    Jul 10, 2017
  • anon

    No, but some kind of identification showing who they are and maybe some kind ID.

    Jul 10, 2017
  • anon

    Why would you not be carrying around your postal id?

    Jul 10, 2017
  • anon

    In my opinion, all postal carriers who work with public should wear uniforms to show their work and pride, so people can know that they are postal carriers, not intruders. Postal workers who work in jobs that has no contact with general public should be not required to be in uniform, just badge. Postal carriers should wear uniforms, just like British schoolchildren.

    Jul 10, 2017
  • anon

    I think a postal uniform should be worn by all delivery personnel.

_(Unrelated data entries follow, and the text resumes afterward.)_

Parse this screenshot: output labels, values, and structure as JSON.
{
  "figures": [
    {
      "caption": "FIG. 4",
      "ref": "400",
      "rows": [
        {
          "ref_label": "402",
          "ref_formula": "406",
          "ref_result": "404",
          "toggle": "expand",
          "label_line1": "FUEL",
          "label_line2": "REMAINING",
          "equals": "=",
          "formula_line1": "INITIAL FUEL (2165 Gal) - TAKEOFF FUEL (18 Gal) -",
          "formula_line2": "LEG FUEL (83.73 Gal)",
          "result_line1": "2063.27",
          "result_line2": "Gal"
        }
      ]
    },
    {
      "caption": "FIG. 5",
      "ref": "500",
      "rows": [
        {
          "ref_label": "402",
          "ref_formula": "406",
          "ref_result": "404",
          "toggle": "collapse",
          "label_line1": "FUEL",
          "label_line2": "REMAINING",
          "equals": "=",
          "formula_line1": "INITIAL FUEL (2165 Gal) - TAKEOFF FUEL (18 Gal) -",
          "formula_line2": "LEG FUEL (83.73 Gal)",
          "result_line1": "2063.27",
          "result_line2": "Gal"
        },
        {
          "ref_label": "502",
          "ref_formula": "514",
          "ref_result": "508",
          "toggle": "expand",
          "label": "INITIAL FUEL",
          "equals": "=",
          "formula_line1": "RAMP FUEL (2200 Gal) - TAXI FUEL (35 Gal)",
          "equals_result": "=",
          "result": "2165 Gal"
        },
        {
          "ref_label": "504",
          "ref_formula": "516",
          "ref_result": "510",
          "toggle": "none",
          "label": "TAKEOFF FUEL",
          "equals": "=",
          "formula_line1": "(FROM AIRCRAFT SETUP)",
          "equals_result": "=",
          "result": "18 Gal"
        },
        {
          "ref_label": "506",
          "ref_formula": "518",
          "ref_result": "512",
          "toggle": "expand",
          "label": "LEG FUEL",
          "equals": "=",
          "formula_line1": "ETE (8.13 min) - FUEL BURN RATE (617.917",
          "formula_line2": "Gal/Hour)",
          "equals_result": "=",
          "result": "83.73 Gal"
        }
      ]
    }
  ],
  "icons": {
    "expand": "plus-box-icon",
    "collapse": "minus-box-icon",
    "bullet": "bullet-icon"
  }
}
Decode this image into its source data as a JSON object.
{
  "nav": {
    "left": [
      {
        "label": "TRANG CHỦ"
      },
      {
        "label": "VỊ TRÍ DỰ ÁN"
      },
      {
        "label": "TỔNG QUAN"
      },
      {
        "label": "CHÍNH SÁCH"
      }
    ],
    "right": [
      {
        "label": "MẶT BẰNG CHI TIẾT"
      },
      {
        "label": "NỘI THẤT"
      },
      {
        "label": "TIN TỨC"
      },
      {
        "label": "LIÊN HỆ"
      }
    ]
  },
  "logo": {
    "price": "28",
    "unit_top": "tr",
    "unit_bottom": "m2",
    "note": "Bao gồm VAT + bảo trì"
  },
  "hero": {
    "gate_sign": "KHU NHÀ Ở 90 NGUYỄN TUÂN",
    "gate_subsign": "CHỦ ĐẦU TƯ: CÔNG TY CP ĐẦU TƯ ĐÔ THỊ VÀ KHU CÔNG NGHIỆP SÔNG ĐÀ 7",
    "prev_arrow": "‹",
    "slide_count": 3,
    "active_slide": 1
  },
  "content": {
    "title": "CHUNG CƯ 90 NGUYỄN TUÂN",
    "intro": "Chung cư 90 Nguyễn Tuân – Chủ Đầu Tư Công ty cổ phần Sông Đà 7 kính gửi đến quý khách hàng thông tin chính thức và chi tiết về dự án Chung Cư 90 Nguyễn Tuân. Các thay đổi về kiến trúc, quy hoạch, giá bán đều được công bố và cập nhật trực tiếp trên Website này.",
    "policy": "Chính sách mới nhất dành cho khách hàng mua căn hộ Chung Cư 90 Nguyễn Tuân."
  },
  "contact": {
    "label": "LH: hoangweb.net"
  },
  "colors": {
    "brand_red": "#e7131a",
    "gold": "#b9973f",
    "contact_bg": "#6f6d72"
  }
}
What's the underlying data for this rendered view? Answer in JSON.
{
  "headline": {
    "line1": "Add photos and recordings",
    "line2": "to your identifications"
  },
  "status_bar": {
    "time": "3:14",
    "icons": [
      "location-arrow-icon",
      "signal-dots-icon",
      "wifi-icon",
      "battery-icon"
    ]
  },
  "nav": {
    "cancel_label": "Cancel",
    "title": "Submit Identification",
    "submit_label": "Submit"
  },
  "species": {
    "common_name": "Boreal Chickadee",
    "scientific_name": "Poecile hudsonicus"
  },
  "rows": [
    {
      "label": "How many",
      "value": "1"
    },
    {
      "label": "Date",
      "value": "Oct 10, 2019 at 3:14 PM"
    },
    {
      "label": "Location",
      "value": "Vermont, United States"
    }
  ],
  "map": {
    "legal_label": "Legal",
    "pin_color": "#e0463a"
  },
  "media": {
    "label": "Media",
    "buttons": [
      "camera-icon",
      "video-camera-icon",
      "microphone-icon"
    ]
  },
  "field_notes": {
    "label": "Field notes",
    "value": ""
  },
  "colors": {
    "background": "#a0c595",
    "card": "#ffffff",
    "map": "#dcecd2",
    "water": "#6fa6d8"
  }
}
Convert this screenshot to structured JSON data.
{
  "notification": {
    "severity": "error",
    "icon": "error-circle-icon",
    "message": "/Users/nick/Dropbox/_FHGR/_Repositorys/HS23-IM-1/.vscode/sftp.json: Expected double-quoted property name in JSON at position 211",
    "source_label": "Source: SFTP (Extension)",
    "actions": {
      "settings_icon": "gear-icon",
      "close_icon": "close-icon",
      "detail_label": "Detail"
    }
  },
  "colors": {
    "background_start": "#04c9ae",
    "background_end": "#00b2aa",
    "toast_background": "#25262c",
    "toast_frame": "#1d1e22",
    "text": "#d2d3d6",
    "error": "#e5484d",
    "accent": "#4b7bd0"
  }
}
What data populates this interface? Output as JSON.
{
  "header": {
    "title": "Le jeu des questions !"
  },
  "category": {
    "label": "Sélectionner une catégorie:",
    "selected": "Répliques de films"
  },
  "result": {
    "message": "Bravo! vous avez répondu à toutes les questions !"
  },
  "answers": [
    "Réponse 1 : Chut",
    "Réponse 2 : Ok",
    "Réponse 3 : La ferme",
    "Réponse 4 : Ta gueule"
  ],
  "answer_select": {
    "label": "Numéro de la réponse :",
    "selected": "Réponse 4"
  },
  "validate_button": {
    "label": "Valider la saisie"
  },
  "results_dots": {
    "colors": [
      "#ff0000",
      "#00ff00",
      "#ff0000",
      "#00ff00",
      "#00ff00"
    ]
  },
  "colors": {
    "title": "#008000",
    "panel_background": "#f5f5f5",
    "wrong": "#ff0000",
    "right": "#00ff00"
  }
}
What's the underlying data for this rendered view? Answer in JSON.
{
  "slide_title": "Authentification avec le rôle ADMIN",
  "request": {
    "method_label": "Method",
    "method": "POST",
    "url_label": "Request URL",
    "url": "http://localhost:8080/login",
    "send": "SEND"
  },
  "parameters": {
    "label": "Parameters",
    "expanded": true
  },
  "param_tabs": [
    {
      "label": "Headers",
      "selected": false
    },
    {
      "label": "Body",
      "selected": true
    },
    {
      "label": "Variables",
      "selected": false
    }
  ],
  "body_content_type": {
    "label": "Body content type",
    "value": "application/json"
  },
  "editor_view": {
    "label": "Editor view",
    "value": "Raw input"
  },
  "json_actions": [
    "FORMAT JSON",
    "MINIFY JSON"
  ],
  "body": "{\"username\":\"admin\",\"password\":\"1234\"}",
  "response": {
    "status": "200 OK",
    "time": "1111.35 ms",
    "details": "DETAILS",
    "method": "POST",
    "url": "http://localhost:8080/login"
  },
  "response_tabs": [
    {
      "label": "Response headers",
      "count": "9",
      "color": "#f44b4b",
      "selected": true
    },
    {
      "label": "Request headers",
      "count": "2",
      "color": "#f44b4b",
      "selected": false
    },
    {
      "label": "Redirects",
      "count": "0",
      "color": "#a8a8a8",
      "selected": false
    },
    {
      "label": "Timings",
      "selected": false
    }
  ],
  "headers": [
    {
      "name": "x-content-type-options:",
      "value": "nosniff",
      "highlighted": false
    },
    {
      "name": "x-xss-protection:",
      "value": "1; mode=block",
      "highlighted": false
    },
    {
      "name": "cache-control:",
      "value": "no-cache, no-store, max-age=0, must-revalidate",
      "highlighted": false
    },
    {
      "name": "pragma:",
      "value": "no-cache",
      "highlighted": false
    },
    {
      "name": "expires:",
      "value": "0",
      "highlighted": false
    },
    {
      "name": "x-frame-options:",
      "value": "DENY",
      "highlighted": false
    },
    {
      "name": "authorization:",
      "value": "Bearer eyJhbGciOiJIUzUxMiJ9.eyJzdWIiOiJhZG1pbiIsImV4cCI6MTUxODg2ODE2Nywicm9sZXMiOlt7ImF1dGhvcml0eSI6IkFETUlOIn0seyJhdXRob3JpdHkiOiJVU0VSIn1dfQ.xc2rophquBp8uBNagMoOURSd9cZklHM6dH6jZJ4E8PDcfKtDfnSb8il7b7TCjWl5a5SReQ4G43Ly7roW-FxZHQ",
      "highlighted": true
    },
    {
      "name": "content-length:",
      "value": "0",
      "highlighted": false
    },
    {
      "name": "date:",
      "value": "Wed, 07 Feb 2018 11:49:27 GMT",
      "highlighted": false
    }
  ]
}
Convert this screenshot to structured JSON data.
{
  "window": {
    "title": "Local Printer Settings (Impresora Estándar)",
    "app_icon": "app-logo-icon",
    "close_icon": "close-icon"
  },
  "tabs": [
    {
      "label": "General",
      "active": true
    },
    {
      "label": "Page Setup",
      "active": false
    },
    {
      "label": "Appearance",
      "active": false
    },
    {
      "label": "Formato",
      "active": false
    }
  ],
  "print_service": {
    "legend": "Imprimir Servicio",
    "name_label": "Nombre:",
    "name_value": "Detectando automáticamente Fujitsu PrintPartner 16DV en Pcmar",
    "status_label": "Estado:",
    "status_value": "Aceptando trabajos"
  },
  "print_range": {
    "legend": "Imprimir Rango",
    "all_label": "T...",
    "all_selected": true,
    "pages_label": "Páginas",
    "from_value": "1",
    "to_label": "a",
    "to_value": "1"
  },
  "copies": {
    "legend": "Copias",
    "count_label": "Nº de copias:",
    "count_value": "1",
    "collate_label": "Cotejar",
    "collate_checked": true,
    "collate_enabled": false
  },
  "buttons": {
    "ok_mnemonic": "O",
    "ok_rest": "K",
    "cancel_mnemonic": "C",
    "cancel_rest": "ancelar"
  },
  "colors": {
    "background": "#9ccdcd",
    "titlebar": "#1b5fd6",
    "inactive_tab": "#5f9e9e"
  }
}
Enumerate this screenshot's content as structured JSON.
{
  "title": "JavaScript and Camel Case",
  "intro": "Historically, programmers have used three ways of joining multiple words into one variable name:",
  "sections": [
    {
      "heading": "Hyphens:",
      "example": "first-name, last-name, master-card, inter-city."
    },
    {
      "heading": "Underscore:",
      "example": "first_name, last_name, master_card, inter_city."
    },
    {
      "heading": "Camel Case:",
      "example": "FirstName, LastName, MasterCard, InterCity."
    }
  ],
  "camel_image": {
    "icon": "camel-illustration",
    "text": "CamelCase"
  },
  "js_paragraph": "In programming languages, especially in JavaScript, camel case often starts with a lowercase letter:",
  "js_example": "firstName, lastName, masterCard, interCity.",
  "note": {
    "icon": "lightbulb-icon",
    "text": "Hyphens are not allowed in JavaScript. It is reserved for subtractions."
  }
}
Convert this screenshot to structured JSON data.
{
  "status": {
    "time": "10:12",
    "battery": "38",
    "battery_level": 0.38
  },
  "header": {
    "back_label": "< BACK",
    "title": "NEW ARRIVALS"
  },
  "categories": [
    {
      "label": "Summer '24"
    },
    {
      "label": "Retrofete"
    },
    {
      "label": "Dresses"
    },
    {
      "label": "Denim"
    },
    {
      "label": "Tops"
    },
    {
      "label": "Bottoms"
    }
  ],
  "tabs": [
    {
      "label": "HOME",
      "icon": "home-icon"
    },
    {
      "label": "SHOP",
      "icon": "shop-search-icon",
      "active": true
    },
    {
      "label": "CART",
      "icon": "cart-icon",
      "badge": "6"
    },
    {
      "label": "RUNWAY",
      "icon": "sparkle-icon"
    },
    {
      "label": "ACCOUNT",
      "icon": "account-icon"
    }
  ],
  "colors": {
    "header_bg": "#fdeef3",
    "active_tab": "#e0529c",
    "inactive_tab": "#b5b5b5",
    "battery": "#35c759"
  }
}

It gives a more professional appearance. I think it gives the public a more confident feeling about the carrier. The public also will know the carriers are actual postal workers and not someone trying to steal their mail or parcels.

    Jul 10, 2017
  • anon

    I had an off duty policeman come to his door with his gun when i attempted a certified! His reasoning behind bringing a loaded handgun to his door was that he feared for his safety! As a rural carrier i fear for my safety and the safety of my fellow carriers daily! Too many accidents happen all too quickly! An uniform would alleviate the worry for our safety when going to customers doors especially during the winter months when we're out past dark!

    Jul 10, 2017
  • anon

    Uniforms are important for the safety of the carrier and the customer. Since the carrier is going to be near the customer's home, he/she will be identifiable,thus having a reason to be there. Some, not all, will push the limits of a dress code (especially in summer), or have unusual propensity for slogan shirts that will not express what the Post Office in general, stands for :-) Why not have a uniform?

    Jul 10, 2017
  • anon

    No uniforms for Rural carriers & RCA's. RCA's come and go frequently and uniforms for them is an expense not necessary. Regular rural carriers, as a rule have minimal contact with their customers, and don't want or need uniforms. Better idea for spending money...put A/C in the vehicles used in hot climates and make them safe enough to drive!

    Jul 10, 2017

Pages

Recent Comments

Share this post


Monthly Archive